Retype all of the data shown below, keeping every character the same.

*** Opening of INPUT DATA ***

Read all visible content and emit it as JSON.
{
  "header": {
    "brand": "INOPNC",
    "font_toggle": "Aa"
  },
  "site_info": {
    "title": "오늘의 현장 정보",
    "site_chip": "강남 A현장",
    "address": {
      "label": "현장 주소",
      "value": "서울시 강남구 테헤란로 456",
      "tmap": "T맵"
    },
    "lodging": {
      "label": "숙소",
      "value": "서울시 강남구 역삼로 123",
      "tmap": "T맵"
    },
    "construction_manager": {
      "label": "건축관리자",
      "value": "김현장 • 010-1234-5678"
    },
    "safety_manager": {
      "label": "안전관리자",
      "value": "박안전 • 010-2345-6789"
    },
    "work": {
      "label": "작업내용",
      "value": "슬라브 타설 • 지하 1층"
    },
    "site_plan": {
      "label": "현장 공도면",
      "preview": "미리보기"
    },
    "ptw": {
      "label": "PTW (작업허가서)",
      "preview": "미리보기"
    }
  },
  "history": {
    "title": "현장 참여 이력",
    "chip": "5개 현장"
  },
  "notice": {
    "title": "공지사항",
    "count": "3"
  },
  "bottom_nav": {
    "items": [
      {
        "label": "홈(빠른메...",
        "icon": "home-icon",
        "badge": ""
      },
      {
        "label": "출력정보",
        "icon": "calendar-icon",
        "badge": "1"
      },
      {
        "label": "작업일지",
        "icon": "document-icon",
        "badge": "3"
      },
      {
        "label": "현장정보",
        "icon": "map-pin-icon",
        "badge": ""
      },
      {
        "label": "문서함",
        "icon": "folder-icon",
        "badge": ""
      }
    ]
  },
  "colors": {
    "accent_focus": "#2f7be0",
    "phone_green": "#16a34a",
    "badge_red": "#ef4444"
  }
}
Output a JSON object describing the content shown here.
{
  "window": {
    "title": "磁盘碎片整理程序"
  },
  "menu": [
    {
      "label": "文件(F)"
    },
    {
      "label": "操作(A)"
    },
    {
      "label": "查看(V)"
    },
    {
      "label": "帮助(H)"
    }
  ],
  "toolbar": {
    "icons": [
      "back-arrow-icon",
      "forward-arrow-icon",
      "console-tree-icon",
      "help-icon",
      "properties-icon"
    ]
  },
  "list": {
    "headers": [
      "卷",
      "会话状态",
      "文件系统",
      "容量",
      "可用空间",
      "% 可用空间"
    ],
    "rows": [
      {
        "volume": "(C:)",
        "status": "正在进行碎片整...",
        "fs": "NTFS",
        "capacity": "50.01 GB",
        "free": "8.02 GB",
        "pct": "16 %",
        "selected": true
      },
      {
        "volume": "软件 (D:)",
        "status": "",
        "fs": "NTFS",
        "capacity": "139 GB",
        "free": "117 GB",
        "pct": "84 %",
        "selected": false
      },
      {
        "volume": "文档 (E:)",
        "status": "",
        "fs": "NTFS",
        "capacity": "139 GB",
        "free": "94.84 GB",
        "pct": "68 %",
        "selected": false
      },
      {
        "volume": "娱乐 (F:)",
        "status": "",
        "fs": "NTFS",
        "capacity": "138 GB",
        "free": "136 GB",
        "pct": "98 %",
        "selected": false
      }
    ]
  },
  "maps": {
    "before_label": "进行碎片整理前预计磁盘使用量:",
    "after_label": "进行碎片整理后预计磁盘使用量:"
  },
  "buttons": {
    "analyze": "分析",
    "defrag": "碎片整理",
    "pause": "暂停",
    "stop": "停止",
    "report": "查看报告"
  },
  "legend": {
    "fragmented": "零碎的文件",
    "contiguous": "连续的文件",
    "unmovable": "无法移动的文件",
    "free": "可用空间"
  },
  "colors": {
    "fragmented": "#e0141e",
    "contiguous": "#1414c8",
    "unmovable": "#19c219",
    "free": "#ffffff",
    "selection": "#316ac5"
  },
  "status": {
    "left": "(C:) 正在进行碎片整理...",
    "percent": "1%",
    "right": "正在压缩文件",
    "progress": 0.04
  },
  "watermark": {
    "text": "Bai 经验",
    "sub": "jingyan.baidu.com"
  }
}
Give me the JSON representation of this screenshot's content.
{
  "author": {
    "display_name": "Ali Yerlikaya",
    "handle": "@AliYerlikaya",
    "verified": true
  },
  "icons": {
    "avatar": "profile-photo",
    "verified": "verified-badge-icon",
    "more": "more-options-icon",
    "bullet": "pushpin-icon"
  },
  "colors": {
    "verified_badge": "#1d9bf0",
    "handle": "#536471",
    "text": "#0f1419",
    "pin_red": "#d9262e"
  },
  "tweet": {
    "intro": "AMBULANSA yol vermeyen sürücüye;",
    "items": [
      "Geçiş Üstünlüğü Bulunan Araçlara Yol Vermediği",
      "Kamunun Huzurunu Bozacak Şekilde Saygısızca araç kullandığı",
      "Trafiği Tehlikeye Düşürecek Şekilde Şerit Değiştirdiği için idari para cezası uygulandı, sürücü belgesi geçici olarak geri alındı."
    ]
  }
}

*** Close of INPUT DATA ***

RESPONSE TO THIS TASK →
Read all visible content and emit it as JSON.
{
  "header": {
    "brand": "INOPNC",
    "font_toggle": "Aa"
  },
  "site_info": {
    "title": "오늘의 현장 정보",
    "site_chip": "강남 A현장",
    "address": {
      "label": "현장 주소",
      "value": "서울시 강남구 테헤란로 456",
      "tmap": "T맵"
    },
    "lodging": {
      "label": "숙소",
      "value": "서울시 강남구 역삼로 123",
      "tmap": "T맵"
    },
    "construction_manager": {
      "label": "건축관리자",
      "value": "김현장 • 010-1234-5678"
    },
    "safety_manager": {
      "label": "안전관리자",
      "value": "박안전 • 010-2345-6789"
    },
    "work": {
      "label": "작업내용",
      "value": "슬라브 타설 • 지하 1층"
    },
    "site_plan": {
      "label": "현장 공도면",
      "preview": "미리보기"
    },
    "ptw": {
      "label": "PTW (작업허가서)",
      "preview": "미리보기"
    }
  },
  "history": {
    "title": "현장 참여 이력",
    "chip": "5개 현장"
  },
  "notice": {
    "title": "공지사항",
    "count": "3"
  },
  "bottom_nav": {
    "items": [
      {
        "label": "홈(빠른메...",
        "icon": "home-icon",
        "badge": ""
      },
      {
        "label": "출력정보",
        "icon": "calendar-icon",
        "badge": "1"
      },
      {
        "label": "작업일지",
        "icon": "document-icon",
        "badge": "3"
      },
      {
        "label": "현장정보",
        "icon": "map-pin-icon",
        "badge": ""
      },
      {
        "label": "문서함",
        "icon": "folder-icon",
        "badge": ""
      }
    ]
  },
  "colors": {
    "accent_focus": "#2f7be0",
    "phone_green": "#16a34a",
    "badge_red": "#ef4444"
  }
}
Output a JSON object describing the content shown here.
{
  "window": {
    "title": "磁盘碎片整理程序"
  },
  "menu": [
    {
      "label": "文件(F)"
    },
    {
      "label": "操作(A)"
    },
    {
      "label": "查看(V)"
    },
    {
      "label": "帮助(H)"
    }
  ],
  "toolbar": {
    "icons": [
      "back-arrow-icon",
      "forward-arrow-icon",
      "console-tree-icon",
      "help-icon",
      "properties-icon"
    ]
  },
  "list": {
    "headers": [
      "卷",
      "会话状态",
      "文件系统",
      "容量",
      "可用空间",
      "% 可用空间"
    ],
    "rows": [
      {
        "volume": "(C:)",
        "status": "正在进行碎片整...",
        "fs": "NTFS",
        "capacity": "50.01 GB",
        "free": "8.02 GB",
        "pct": "16 %",
        "selected": true
      },
      {
        "volume": "软件 (D:)",
        "status": "",
        "fs": "NTFS",
        "capacity": "139 GB",
        "free": "117 GB",
        "pct": "84 %",
        "selected": false
      },
      {
        "volume": "文档 (E:)",
        "status": "",
        "fs": "NTFS",
        "capacity": "139 GB",
        "free": "94.84 GB",
        "pct": "68 %",
        "selected": false
      },
      {
        "volume": "娱乐 (F:)",
        "status": "",
        "fs": "NTFS",
        "capacity": "138 GB",
        "free": "136 GB",
        "pct": "98 %",
        "selected": false
      }
    ]
  },
  "maps": {
    "before_label": "进行碎片整理前预计磁盘使用量:",
    "after_label": "进行碎片整理后预计磁盘使用量:"
  },
  "buttons": {
    "analyze": "分析",
    "defrag": "碎片整理",
    "pause": "暂停",
    "stop": "停止",
    "report": "查看报告"
  },
  "legend": {
    "fragmented": "零碎的文件",
    "contiguous": "连续的文件",
    "unmovable": "无法移动的文件",
    "free": "可用空间"
  },
  "colors": {
    "fragmented": "#e0141e",
    "contiguous": "#1414c8",
    "unmovable": "#19c219",
    "free": "#ffffff",
    "selection": "#316ac5"
  },
  "status": {
    "left": "(C:) 正在进行碎片整理...",
    "percent": "1%",
    "right": "正在压缩文件",
    "progress": 0.04
  },
  "watermark": {
    "text": "Bai 经验",
    "sub": "jingyan.baidu.com"
  }
}
Give me the JSON representation of this screenshot's content.
{
  "author": {
    "display_name": "Ali Yerlikaya",
    "handle": "@AliYerlikaya",
    "verified": true
  },
  "icons": {
    "avatar": "profile-photo",
    "verified": "verified-badge-icon",
    "more": "more-options-icon",
    "bullet": "pushpin-icon"
  },
  "colors": {
    "verified_badge": "#1d9bf0",
    "handle": "#536471",
    "text": "#0f1419",
    "pin_red": "#d9262e"
  },
  "tweet": {
    "intro": "AMBULANSA yol vermeyen sürücüye;",
    "items": [
      "Geçiş Üstünlüğü Bulunan Araçlara Yol Vermediği",
      "Kamunun Huzurunu Bozacak Şekilde Saygısızca araç kullandığı",
      "Trafiği Tehlikeye Düşürecek Şekilde Şerit Değiştirdiği için idari para cezası uygulandı, sürücü belgesi geçici olarak geri alındı."
    ]
  }
}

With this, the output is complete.